If a collector persists in contacting you, you may want to consider filing a report with the FTC. The FTC vigorously enforces the Fair Debt Collection Practices Act and regularly takes action against debt collectors who use illegal methods to attempt to collect from consumers. If a collection agency uses any deceptive or abusive tactics, file a complaint with the FTC right away.

Contact Your Attorney

You can banish these phone calls for good by calling an attorney who has experience dealing with debt settlement and bankruptcy cases. If you are unable to pay your creditors at all, your attorney can guide you through your legal options for discharging the debt.

Did you know that filing for Milwaukee bankruptcy puts an immediate hold on all debt collection activity? If you are currently unable to pay off your creditors and your financial situation is not likely to improve, filing for Chapter 13 or Chapter 7 may be in your best interest. To speak with an experienced attorney about your options, call Burr Law Office at (877) 891-1638 today.

Violations of the Fair Debt Collection Practices Act

The Fair Debt Collection Practices Act was passed to protect consumers from abusive, unfair, or deceptive debt collection practices. Whether you owe money on a personal credit card, an auto loan, or medical bills, debt collectors are banned from engaging in harassing behaviors in an attempt to recover funds. You can protect yourself and your friends and family members by keeping an eye out for these illegal practices.

Constant Phone Calls

Debt collectors do have a legal right to inform you of your debt—once. If you decide that you don’t want them to contact you again, you may advise the collector of your wish in writing, and the company must comply. They are also legally prohibited from calling you at inconvenient times or places, such as late at night or at work.

Contacting Family Members

Debt collectors will resort to a wide range of aggressive and embarrassing tactics in an effort to shame consumers into paying their debts. According to the Fair Debt Collection Practices Act, your debt collector may only contact a family member to obtain your contact information and cannot disclose details of your financial situation. If a collection agent has attempted to contact your loved ones or even used social media to harass you or your family, consider contacting an attorney to put an immediate stop to these tactics.

Making False Statements

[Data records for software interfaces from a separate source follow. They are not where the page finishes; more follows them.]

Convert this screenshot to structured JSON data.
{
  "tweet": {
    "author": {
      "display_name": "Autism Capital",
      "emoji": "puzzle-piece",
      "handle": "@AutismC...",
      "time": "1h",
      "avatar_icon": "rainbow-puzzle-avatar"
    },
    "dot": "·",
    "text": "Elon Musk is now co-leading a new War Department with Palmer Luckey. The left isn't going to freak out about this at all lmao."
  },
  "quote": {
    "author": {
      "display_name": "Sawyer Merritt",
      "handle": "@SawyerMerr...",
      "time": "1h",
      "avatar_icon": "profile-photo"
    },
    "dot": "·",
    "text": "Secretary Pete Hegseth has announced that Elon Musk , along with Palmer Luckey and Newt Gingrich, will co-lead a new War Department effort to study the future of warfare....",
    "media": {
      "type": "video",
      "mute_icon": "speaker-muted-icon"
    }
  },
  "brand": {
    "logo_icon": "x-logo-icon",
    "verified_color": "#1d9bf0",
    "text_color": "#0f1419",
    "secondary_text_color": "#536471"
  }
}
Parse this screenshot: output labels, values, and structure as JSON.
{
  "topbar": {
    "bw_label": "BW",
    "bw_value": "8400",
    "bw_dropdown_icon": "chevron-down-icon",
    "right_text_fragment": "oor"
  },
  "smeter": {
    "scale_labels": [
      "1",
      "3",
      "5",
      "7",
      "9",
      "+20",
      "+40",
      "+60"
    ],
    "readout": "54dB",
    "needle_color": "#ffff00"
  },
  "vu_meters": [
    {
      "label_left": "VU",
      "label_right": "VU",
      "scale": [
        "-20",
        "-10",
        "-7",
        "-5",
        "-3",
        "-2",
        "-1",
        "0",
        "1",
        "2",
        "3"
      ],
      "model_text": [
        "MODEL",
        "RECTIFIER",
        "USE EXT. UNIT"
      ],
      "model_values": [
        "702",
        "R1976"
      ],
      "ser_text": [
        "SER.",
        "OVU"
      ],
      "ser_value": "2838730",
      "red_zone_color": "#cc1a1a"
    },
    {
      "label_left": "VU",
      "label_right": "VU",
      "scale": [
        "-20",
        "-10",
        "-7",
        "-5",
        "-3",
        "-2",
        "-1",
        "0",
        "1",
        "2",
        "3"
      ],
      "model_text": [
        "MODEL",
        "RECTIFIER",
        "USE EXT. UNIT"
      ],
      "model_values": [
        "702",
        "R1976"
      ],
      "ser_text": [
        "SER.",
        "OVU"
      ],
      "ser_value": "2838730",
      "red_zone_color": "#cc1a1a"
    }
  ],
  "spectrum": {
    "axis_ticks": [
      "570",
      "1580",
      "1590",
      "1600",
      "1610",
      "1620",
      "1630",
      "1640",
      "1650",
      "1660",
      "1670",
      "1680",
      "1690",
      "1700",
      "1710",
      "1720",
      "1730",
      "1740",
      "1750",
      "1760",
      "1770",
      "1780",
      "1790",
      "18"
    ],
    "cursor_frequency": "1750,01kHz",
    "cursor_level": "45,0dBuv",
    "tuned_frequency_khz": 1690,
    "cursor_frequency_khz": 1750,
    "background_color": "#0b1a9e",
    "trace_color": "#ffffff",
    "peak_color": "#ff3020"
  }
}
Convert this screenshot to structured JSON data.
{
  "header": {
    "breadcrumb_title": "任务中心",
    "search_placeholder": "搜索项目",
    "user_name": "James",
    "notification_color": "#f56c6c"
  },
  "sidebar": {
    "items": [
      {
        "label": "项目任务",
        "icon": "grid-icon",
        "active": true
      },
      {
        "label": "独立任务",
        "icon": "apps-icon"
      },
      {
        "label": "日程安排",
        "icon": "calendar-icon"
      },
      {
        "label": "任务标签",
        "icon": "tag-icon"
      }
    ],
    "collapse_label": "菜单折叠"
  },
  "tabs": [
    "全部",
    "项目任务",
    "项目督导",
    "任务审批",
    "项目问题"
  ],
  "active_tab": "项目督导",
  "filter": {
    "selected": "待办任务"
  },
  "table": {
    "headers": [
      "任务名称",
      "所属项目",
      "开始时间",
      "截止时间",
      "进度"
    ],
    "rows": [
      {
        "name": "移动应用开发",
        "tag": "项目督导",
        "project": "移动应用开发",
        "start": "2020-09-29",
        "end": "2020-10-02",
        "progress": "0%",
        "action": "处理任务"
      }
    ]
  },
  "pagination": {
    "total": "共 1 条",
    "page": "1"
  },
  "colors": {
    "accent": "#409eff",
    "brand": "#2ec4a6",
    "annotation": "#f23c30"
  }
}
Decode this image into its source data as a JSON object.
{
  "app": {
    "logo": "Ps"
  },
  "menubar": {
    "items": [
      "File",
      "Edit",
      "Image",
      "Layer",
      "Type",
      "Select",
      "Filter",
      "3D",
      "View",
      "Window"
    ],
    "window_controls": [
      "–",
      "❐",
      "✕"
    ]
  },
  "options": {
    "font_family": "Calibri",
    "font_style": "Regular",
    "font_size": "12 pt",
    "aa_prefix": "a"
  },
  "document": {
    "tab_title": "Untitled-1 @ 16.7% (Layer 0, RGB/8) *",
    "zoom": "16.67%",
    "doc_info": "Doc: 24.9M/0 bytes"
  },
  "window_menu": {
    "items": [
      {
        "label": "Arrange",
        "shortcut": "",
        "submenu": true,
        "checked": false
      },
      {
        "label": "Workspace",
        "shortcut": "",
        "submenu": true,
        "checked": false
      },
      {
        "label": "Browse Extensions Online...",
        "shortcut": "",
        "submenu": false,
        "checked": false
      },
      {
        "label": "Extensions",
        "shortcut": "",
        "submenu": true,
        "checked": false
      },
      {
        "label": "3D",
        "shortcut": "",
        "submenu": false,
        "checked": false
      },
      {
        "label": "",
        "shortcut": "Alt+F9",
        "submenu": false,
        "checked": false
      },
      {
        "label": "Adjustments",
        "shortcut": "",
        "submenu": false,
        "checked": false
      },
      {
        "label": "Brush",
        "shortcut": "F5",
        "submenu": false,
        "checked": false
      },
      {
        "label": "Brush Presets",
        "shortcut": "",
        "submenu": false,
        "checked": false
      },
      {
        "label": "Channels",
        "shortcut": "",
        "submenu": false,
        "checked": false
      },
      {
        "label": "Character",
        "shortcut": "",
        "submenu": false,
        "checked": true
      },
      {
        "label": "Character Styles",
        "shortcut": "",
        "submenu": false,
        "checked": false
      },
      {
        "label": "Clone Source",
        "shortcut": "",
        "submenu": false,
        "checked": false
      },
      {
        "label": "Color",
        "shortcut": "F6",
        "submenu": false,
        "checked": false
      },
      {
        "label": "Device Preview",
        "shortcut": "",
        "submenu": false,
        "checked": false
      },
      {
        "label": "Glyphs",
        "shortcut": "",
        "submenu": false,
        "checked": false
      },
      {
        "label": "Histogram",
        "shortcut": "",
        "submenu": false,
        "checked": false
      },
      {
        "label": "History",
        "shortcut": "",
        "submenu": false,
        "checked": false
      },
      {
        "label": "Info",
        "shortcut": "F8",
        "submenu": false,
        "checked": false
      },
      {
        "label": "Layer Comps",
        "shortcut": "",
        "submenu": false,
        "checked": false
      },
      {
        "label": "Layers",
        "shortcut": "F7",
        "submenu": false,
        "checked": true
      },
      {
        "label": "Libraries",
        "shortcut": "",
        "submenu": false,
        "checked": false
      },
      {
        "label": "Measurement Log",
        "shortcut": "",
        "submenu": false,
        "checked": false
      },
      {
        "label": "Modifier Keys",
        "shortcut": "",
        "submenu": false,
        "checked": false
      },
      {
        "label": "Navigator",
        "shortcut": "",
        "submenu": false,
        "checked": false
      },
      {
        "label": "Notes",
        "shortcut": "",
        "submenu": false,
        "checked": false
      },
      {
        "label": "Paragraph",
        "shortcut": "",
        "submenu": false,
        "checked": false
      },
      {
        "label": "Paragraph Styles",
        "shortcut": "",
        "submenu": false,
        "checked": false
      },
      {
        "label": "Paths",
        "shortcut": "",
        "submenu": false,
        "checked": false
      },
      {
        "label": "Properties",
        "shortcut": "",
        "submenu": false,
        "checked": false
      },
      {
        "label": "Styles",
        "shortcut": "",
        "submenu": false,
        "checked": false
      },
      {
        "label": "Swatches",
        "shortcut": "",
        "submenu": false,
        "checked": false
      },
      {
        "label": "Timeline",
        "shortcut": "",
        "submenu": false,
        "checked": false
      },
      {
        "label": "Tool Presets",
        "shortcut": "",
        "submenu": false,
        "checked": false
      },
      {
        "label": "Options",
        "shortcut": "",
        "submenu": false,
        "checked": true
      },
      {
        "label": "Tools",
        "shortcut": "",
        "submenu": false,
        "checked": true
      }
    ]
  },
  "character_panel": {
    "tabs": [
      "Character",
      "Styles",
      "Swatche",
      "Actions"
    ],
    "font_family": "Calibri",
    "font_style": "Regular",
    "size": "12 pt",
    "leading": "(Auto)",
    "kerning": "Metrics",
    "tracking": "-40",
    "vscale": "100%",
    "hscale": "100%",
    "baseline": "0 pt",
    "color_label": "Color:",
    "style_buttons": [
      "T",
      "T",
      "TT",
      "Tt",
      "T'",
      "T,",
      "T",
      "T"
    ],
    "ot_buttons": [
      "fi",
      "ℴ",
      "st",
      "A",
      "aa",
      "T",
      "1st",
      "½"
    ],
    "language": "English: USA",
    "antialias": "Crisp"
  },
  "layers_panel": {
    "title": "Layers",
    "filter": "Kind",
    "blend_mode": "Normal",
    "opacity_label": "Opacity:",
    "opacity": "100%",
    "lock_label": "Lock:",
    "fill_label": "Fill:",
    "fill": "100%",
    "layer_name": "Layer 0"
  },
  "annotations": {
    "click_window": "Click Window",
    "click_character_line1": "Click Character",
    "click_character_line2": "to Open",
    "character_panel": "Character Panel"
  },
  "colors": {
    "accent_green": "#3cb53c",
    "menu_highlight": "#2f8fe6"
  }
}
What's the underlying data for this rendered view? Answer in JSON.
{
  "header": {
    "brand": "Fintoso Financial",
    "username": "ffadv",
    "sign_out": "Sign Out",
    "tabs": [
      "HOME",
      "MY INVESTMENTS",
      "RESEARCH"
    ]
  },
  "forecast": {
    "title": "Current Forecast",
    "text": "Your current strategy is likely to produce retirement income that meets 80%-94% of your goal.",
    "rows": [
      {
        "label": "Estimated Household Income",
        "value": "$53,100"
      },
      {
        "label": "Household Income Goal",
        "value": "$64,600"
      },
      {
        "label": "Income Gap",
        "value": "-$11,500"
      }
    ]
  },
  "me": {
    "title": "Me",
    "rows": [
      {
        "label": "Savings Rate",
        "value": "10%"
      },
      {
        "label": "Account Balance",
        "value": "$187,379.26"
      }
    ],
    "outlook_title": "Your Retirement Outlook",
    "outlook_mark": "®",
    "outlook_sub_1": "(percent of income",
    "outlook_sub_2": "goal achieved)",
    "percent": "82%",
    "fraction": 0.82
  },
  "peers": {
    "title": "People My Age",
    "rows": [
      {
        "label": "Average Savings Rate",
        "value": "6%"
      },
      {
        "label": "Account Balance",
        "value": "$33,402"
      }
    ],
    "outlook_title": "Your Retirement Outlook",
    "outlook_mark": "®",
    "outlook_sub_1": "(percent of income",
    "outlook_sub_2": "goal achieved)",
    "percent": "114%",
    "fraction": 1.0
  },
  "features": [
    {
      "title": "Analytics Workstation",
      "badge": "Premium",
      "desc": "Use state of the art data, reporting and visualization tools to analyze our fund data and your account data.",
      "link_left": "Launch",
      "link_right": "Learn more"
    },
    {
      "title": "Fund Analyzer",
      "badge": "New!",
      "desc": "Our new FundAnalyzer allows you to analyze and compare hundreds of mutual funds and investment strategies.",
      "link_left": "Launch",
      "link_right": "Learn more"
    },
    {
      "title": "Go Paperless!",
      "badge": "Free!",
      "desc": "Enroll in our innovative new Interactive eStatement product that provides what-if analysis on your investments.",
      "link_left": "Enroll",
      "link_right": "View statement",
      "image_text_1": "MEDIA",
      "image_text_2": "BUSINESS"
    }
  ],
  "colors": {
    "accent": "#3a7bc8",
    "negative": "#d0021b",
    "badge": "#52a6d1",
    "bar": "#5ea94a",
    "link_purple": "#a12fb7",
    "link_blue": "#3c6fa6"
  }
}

Debt collectors have been charged with everything from attempting to collect unspecified extra fees to threatening jail time to impersonating attorneys or government officials. In short, they are prohibited from lying when they attempt to collect a debt, and any misrepresentation of your debts is grounds for a lawsuit.

At Burr Law Office, Milwaukee bankruptcy attorney Michael Burr is dedicated to standing up for consumers’ rights. If you are being harassed by a collection agency or creditor, Burr Law Office can put an immediate stop to these illegal tactics. Call us at  (877) 891-1638 to learn more about how our we can help.